- Problem requirements
Scan the entries below. List each line with "Hotspot".
··· Supplied material ···
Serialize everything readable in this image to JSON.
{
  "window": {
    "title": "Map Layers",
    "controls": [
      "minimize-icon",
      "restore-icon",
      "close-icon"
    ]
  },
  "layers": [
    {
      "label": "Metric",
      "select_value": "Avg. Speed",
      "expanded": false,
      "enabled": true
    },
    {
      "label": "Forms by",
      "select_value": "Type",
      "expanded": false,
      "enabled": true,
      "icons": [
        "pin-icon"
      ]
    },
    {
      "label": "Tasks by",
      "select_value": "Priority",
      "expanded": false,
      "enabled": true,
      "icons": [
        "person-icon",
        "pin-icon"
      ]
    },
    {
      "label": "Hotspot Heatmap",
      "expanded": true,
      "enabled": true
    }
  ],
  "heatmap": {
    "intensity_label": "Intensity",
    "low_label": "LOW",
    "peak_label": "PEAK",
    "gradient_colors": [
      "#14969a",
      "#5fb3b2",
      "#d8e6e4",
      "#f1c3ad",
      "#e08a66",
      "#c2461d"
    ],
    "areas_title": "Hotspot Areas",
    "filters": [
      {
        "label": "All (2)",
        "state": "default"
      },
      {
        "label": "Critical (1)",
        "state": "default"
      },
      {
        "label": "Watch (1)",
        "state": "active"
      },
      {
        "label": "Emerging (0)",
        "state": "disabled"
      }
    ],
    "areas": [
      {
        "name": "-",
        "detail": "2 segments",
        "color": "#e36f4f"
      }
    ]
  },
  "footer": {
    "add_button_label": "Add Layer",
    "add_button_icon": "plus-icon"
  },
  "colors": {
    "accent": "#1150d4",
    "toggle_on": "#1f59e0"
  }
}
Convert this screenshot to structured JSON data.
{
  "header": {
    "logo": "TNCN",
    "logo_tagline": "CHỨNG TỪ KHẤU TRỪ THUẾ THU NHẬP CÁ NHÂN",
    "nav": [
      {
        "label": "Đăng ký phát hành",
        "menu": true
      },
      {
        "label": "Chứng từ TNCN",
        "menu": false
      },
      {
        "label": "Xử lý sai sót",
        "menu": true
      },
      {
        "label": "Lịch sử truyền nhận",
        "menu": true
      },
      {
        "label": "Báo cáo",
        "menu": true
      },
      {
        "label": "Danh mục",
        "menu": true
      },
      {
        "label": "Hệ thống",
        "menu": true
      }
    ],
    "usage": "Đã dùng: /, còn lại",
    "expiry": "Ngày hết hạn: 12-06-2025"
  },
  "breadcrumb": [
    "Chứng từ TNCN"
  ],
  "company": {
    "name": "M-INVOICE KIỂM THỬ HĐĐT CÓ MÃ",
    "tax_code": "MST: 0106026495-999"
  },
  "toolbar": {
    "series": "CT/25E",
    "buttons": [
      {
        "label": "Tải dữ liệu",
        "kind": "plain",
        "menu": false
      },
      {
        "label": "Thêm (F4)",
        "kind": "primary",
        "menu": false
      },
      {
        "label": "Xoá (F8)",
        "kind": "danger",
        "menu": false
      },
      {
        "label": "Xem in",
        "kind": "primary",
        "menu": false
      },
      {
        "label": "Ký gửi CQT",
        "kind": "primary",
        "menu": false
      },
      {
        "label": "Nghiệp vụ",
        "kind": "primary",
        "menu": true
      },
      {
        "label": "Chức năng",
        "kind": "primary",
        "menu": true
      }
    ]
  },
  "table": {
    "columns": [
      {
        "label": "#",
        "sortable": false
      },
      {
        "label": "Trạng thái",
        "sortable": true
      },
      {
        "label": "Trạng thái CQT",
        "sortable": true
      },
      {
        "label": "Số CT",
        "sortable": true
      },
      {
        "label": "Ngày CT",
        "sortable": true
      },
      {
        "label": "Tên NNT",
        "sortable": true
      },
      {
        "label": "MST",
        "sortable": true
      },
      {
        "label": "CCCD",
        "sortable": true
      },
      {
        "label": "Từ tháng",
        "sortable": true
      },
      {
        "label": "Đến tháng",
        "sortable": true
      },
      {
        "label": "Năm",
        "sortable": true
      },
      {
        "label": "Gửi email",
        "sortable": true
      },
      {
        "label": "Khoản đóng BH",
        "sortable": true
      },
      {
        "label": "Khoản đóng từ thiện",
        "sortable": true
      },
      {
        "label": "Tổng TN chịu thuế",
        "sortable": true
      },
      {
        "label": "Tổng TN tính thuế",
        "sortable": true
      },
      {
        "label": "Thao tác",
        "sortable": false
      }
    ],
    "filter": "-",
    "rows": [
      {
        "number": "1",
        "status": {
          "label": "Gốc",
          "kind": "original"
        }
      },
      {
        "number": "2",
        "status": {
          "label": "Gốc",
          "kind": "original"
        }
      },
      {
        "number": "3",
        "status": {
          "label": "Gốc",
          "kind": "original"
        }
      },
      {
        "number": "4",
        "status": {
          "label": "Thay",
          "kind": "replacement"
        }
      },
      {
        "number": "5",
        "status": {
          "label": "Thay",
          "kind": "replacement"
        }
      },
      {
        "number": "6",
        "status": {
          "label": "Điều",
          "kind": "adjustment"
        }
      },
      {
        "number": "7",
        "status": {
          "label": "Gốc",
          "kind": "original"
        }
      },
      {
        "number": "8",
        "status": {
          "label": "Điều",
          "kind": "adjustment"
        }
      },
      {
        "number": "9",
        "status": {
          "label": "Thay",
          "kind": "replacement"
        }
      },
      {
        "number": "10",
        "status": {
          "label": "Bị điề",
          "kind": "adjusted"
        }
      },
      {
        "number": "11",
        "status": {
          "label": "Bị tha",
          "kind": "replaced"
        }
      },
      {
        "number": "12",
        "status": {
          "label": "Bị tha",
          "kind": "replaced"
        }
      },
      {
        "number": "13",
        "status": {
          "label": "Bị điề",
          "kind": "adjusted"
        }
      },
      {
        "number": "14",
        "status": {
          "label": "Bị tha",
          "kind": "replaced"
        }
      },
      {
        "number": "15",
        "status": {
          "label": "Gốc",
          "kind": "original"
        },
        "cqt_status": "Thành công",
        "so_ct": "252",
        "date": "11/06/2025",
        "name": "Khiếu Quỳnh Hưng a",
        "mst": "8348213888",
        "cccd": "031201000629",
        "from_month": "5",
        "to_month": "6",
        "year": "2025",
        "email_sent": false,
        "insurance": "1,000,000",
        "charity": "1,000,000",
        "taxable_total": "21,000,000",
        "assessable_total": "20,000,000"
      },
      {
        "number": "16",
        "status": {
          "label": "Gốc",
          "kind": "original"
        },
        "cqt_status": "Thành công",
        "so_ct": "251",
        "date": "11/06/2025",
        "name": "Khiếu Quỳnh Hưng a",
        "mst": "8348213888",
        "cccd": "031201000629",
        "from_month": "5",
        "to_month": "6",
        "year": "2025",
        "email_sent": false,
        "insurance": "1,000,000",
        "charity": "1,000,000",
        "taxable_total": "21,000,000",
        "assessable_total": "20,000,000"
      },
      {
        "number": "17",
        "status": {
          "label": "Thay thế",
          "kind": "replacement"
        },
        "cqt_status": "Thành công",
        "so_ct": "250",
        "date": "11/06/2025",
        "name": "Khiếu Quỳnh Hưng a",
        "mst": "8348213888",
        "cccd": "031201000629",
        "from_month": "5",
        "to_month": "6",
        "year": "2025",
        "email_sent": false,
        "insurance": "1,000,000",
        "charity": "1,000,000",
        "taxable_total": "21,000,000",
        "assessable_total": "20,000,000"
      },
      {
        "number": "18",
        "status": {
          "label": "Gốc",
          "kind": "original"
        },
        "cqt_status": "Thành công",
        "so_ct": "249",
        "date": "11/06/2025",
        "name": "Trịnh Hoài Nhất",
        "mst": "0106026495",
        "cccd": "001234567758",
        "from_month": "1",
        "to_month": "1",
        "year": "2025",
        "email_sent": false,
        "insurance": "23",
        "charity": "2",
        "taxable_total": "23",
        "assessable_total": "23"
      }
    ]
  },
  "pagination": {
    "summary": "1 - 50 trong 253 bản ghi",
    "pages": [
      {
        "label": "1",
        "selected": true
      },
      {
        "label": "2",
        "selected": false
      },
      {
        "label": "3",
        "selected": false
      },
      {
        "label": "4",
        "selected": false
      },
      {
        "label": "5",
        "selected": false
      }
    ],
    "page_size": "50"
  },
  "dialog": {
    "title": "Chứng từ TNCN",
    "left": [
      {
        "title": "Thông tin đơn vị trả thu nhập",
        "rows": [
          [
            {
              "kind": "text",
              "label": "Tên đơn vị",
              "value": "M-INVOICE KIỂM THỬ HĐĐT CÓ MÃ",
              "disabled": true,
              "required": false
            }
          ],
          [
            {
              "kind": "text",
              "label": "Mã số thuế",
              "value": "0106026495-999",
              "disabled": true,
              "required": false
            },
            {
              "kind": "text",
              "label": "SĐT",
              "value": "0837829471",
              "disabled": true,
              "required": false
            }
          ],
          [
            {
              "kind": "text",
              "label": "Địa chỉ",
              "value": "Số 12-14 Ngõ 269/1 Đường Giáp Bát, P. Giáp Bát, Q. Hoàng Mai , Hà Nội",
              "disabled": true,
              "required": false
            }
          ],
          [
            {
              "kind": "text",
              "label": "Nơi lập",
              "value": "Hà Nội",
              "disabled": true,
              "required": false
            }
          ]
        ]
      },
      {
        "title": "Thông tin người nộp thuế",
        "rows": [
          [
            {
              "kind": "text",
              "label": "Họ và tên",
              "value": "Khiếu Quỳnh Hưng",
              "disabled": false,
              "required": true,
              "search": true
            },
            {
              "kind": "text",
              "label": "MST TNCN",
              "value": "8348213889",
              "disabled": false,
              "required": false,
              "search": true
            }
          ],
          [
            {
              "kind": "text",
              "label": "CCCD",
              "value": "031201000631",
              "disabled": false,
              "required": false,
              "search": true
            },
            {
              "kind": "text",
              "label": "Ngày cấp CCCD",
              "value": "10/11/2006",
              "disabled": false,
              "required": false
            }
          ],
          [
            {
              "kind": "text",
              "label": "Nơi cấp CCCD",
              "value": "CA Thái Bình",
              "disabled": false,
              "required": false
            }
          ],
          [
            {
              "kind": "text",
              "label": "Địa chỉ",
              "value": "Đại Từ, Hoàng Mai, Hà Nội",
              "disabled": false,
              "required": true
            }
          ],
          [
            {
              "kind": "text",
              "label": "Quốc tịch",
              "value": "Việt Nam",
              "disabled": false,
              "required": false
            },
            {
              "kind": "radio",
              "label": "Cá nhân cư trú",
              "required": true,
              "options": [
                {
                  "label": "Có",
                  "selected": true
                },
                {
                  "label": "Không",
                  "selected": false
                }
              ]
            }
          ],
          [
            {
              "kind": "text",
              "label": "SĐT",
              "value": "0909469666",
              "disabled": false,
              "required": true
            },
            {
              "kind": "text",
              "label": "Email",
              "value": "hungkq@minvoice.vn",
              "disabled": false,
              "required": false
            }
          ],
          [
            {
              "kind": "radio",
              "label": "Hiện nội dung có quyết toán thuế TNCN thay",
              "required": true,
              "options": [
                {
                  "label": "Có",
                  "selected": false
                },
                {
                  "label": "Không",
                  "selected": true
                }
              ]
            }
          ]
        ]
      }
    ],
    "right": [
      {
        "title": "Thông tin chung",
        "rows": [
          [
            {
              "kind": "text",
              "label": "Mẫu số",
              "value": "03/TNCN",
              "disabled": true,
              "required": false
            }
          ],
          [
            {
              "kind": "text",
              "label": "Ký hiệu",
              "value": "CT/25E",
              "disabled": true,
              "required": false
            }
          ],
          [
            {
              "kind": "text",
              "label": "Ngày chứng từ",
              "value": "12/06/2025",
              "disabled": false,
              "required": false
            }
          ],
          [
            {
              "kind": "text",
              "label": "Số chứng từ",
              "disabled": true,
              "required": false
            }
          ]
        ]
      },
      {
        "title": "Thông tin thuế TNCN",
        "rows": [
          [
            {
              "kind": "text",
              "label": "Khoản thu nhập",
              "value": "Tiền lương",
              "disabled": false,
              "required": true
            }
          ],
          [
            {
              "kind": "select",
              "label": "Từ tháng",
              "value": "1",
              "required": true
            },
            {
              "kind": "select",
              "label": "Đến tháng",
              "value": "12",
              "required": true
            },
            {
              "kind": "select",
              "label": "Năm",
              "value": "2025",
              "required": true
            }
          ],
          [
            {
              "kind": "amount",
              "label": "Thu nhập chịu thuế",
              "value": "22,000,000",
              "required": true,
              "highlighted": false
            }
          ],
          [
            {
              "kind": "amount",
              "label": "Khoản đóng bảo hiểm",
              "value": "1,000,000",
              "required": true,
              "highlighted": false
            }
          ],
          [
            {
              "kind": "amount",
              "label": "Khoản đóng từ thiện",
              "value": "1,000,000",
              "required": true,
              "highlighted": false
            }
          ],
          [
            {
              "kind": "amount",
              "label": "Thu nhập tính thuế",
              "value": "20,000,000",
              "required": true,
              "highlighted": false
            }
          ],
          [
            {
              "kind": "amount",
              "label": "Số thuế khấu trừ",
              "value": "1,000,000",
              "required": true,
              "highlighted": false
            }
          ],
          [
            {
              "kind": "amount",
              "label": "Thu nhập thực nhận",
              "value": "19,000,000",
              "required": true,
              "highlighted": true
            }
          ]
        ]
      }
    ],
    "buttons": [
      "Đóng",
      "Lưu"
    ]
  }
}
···
- Response to this exercise
      "label": "Hotspot Heatmap",
    "areas_title": "Hotspot Areas",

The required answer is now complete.